Q. My husband says when I take relief from a lateral water hazard I get the nearest point of relief and a club-length. I say it is two club-lengths not the nearest point of relief. Who is right? — Sandy Madson
A. You are right Sandy. There is no nearest point of relief for a lateral water hazard. The definition of “nearest point of relief” is the reference point for taking relief without penalty from interference by an immovable obstruction, an abnormal ground condition or a wrong putting green. It is the point on the course nearest to where to ball lies that: 1) is not nearer the hole, and 2) where, if the ball were so positioned, no interference by the condition from which relief is sought would exist for the stroke the player would have made from the original position if the condition were not there.

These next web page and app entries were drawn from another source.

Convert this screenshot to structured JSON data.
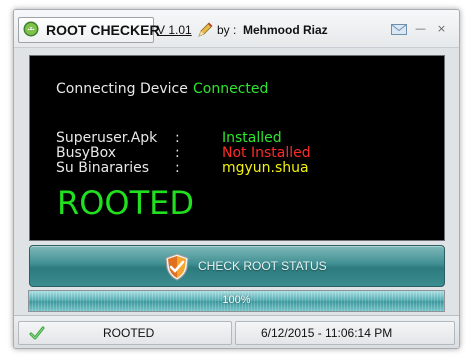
{
  "titlebar": {
    "app_title": "ROOT CHECKER",
    "version": "V 1.01",
    "by_label": "by :",
    "author": "Mehmood Riaz",
    "icons": {
      "app": "android-icon",
      "pen": "pen-icon",
      "mail": "mail-icon",
      "minimize": "minimize-icon",
      "close": "close-icon"
    },
    "minimize_glyph": "—",
    "close_glyph": "×"
  },
  "console": {
    "connecting_label": "Connecting Device",
    "connecting_value": "Connected",
    "rows": [
      {
        "label": "Superuser.Apk",
        "sep": ":",
        "value": "Installed",
        "color": "#2ee52e"
      },
      {
        "label": "BusyBox",
        "sep": ":",
        "value": "Not Installed",
        "color": "#ff2a2a"
      },
      {
        "label": "Su Binararies",
        "sep": ":",
        "value": "mgyun.shua",
        "color": "#f2f20e"
      }
    ],
    "result": "ROOTED"
  },
  "check_button": {
    "label": "CHECK ROOT STATUS",
    "icon": "shield-icon"
  },
  "progress": {
    "value": 1.0,
    "label": "100%"
  },
  "statusbar": {
    "status": "ROOTED",
    "datetime": "6/12/2015  -  11:06:14 PM",
    "icon": "check-icon"
  },
  "colors": {
    "console_bg": "#000000",
    "ok_green": "#2ee52e",
    "error_red": "#ff2a2a",
    "warn_yellow": "#f2f20e",
    "button_teal": "#3f8f92"
  }
}
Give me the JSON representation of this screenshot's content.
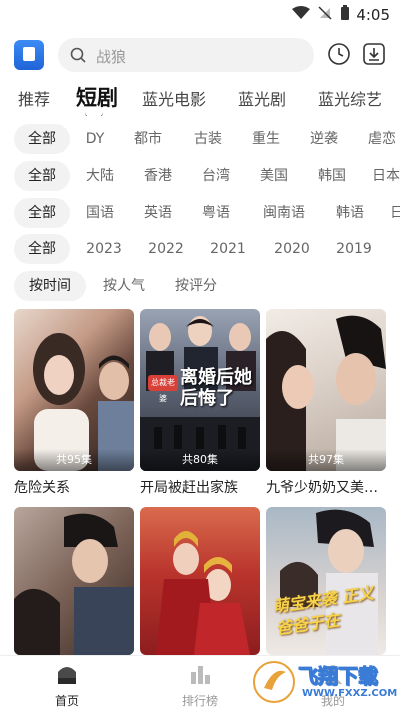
{
  "status": {
    "time": "4:05"
  },
  "search": {
    "placeholder": "战狼"
  },
  "tabs": [
    "推荐",
    "短剧",
    "蓝光电影",
    "蓝光剧",
    "蓝光综艺"
  ],
  "filters": {
    "type": [
      "全部",
      "DY",
      "都市",
      "古装",
      "重生",
      "逆袭",
      "虐恋"
    ],
    "region": [
      "全部",
      "大陆",
      "香港",
      "台湾",
      "美国",
      "韩国",
      "日本"
    ],
    "language": [
      "全部",
      "国语",
      "英语",
      "粤语",
      "闽南语",
      "韩语",
      "日"
    ],
    "year": [
      "全部",
      "2023",
      "2022",
      "2021",
      "2020",
      "2019"
    ],
    "sort": [
      "按时间",
      "按人气",
      "按评分"
    ]
  },
  "cards": [
    {
      "title": "危险关系",
      "episodes": "共95集"
    },
    {
      "title": "开局被赶出家族",
      "episodes": "共80集",
      "poster_text": "离婚后她后悔了",
      "poster_tag": "总裁老婆"
    },
    {
      "title": "九爷少奶奶又美又飒",
      "episodes": "共97集"
    },
    {
      "title": "",
      "episodes": ""
    },
    {
      "title": "",
      "episodes": ""
    },
    {
      "title": "",
      "episodes": "",
      "poster_text": "萌宝来袭 正义爸爸于在"
    }
  ],
  "bottom_nav": [
    {
      "label": "首页"
    },
    {
      "label": "排行榜"
    },
    {
      "label": "我的"
    }
  ],
  "watermark": {
    "text": "飞翔下载",
    "url": "WWW.FXXZ.COM"
  },
  "colors": {
    "accent": "#1f64d8",
    "chip_bg": "#f2f2f2"
  }
}
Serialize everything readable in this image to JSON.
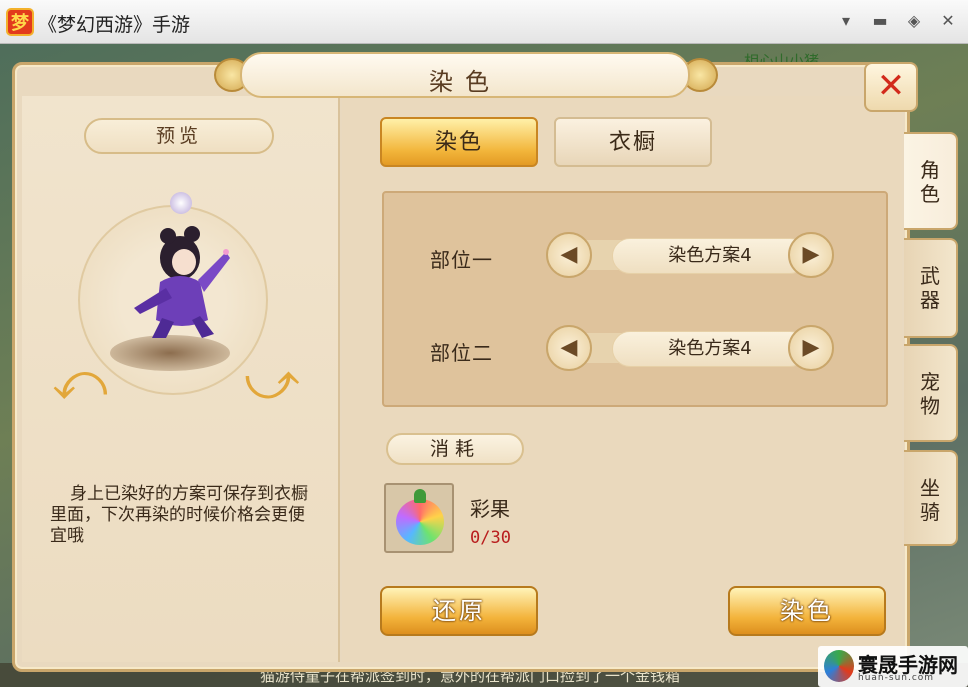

In order to determine the nearest point of relief accurately, the player should use the club with which he would have made his next stroke if the condition were not there to simulate the address position, direction of play and swing for such a stroke.
When dropping from a lateral water hazard, one of the player’s options is to drop within two club-lengths of the point where the ball last crossed the margin of the hazard. For additional options for dropping from a water hazard or lateral water hazard, see Rule 26-1.
Q. I was out at Southern Highlands last week watching the UNLV men’s golf team play in the Collegiate Masters tournament, and I saw something happen that I was curious about. On hole No. 12, which was marked as a lateral water hazard, it seemed that the players were taking a lot of time dropping from the hazard. Can you tell me what was going on? — Tom Silver
A. Since it was an extremely windy day on that Saturday, the players were having trouble getting their ball to stay at rest after dropping from the hazard. They would drop twice and then try and place the ball where it struck the ground on the second drop. Sometimes the ball would not stay on this spot so they had to place the ball at the nearest spot where it can be placed at rest that is not nearer the hole and not in a hazard.
Q. Can you give me a key to help our ladies remember what to do when the wind moves the ball and it has not been addressed? — Sara Minelle
A. Sara, ask them what they would do if the wind moved the ball and no one saw it happen? They would probably say, “Play the ball where it lies. What else?” That would be the correct answer. If you have not addressed your ball or done anything to cause it to move and it moves, play it where it lies. Do not put it back.
Sue May is a U.S. Open rules official, a member of the USGA Senior Women’s committee and head rules director for the Butch Harmon Vegas Tour. Address your rules questions to email@example.com.